Thenagain, she barely recognizes reality, which makes it hard tounderstand different forms of manipulation (Beckenbauer14).During her teenage years, Connie is neither adult nor a child. Shetries to find her identity by pushing the boundaries set by herparents. On the other hand, she seeks validation of her beauty fromthe boys at the restaurant (Ugur36).Hence, Connie’s ambiguous identity makes it easy for an older man,Arnold, to manipulate her. When Arnold arrives at her home, he forcesConnie to confront both sides of her personality (McManus).Thus, she is terrified when Arnold gives her explicit sexualattention, which shows that does not know what adulthood entails(KirsznerandMandell 532).
Themain character desperately wants the affection of older men becauseshe believes that it will make her appear more mature (Oates 353).Although Connie desires freedom, she portrays the behavior of atypical teenager searching for an identity (Ugur38).Connie identifies her value as a person through physicalattractiveness, which makes her belittle Jane and quarrel with hermother. She gains a false sense of security when men are affectionatetowards her since she barely gets love from her parents (McManus).Nevertheless, her encounter with Arnold Friend is intense, but Oatesuses these events to show how an unstable identity can make ateenager, especially a girl, vulnerable to exploitation (Hawkins-Dady540).Initially, Connie assumes that because Arnold is like other boys shehas handled so skillfully in the past thus, she has nothing to fearfrom him.
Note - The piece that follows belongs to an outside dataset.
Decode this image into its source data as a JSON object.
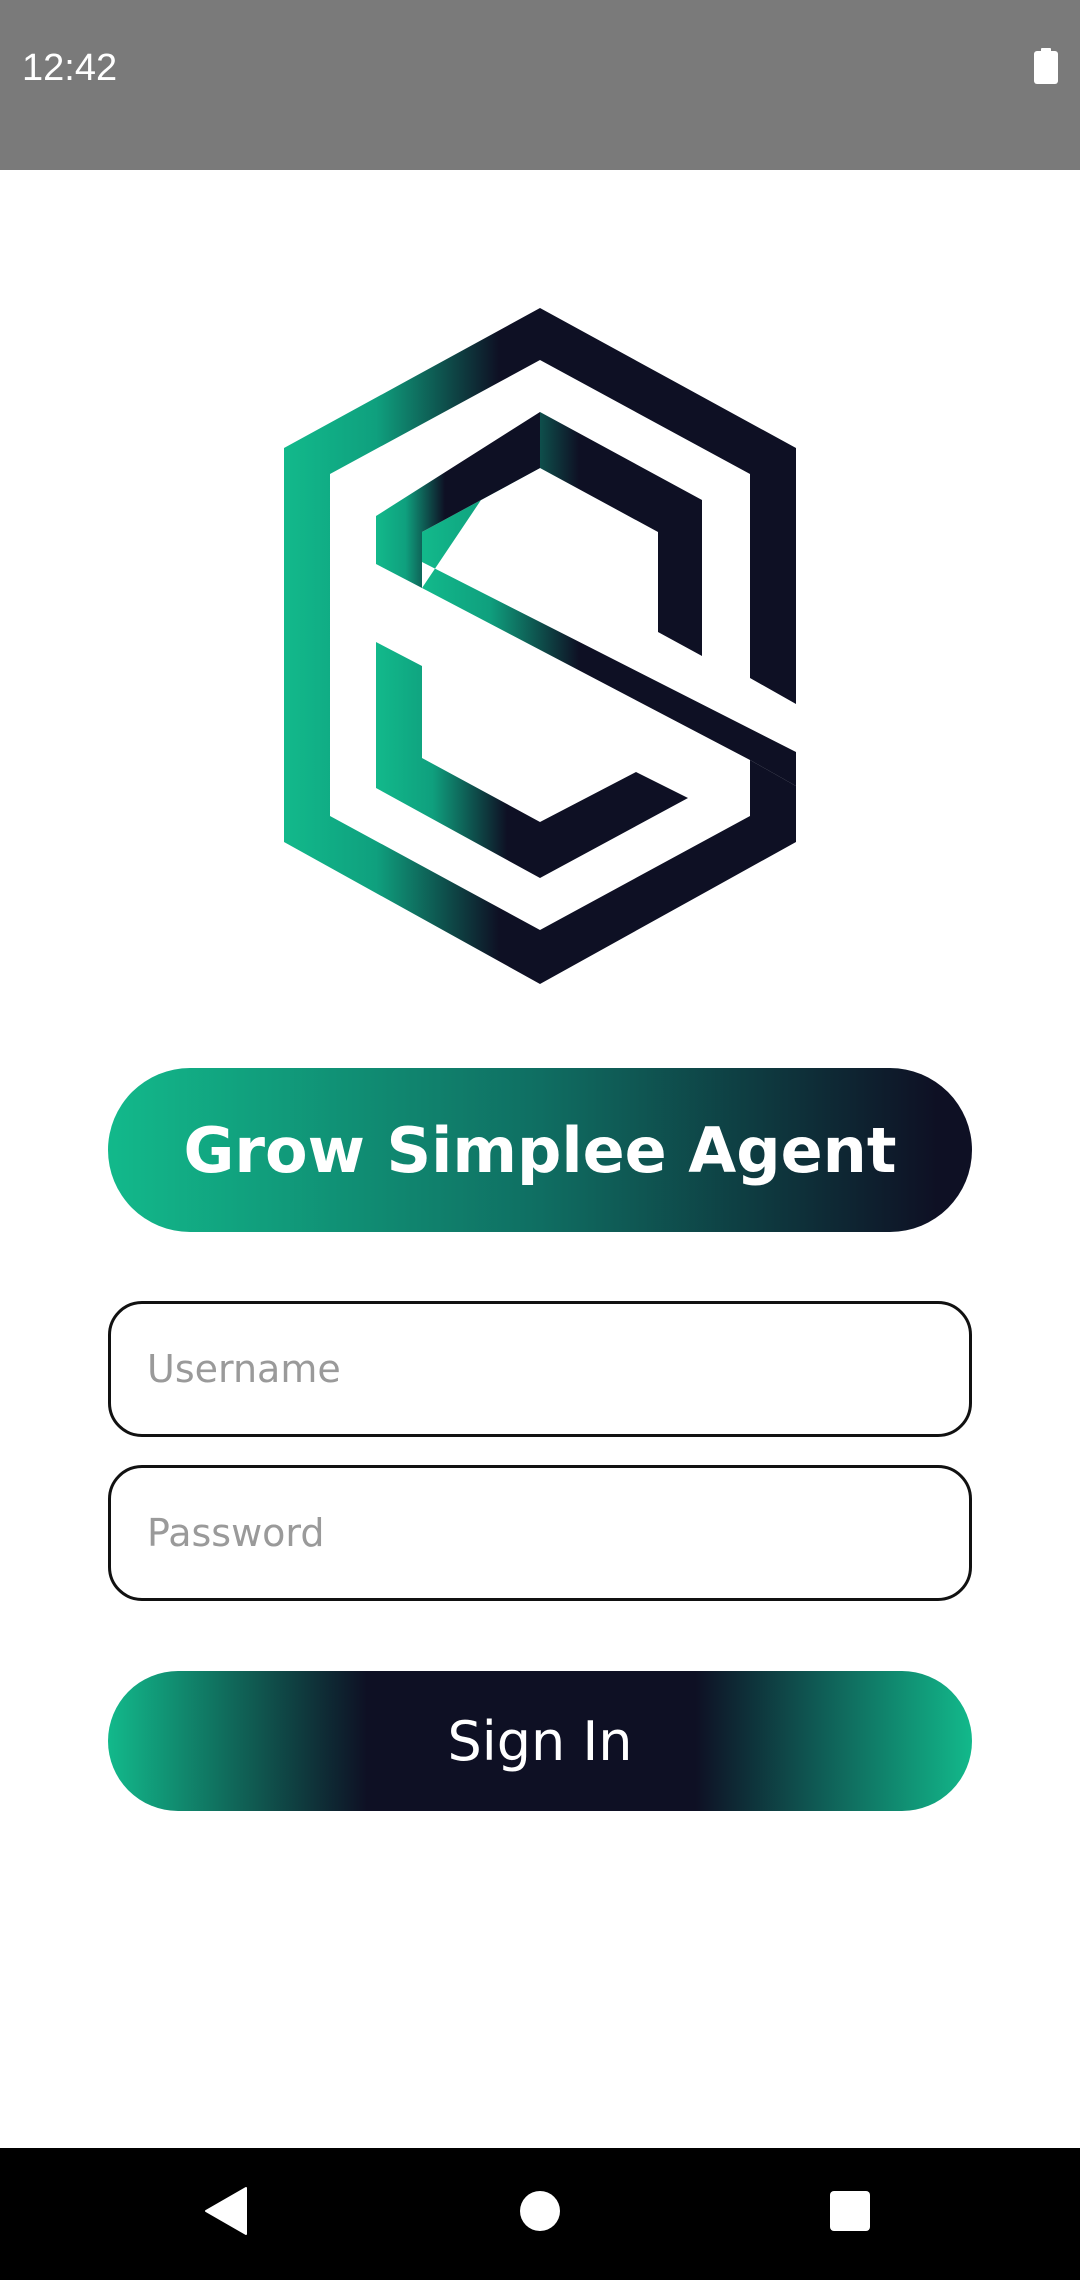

However, Connie is still young, and she cannot handlechallenging situations (Ugur36).Therefore, even if she denies it, Connie needs the guidance of herparents.
Lastly,the character can be perceived as a stereotype of young womenin the modern society. She is free-spirited as illustrated by herideas of having a good time. Connie is capable of alternating herselfless and selfishness personalities depending on her surroundings.However, Connie’s persona is unfamiliar with the logic that isacquired from having a strong, centered identity. Furthermore, theambiguous character introduces a mindset that makes her a suitablevictim for Arnold Friend’s manipulations. Therefore, at the end ofthe story, the reader learns that in the presence of a villain,Connie’s flirtatious personality is a fatal trait.
Hawkins-Dady,Mark. Reader’sguide to literature in English.Chicago: Routledge, 2012. Internet Resource.
Hischak,Thomas S. AmericanLiterature on Stage and Screen: 525 Works and Their Adaptations.Jefferson: McFarland & Company, Inc., Publishers, 2012. InternetResource.
Kirszner,Laurie G. and Stephen R. Mandell.CompactLiterature Reading Writing Mla 2016 Update.S. l.: Cengage Learning Custom, 2016. Print.
McManus,Dermot. "Where Are You Going, Where Have You Been – JoyceCarol Oates." TheSitting Bee,22 Jul. 2014. Web. 12 October 2016.
Oates,Joyce Carol. “WhereAre You Going, Where Have You Been?”Edited by Elaine Showalter, New Brunswick: Rutgers UP, 1994.Print.
Ugur,Neslihan G. Self-Destructive Forces in Oates’ Women. Studiesin literature and language,vol. 4, no. 3, 2012, pp. 35-39.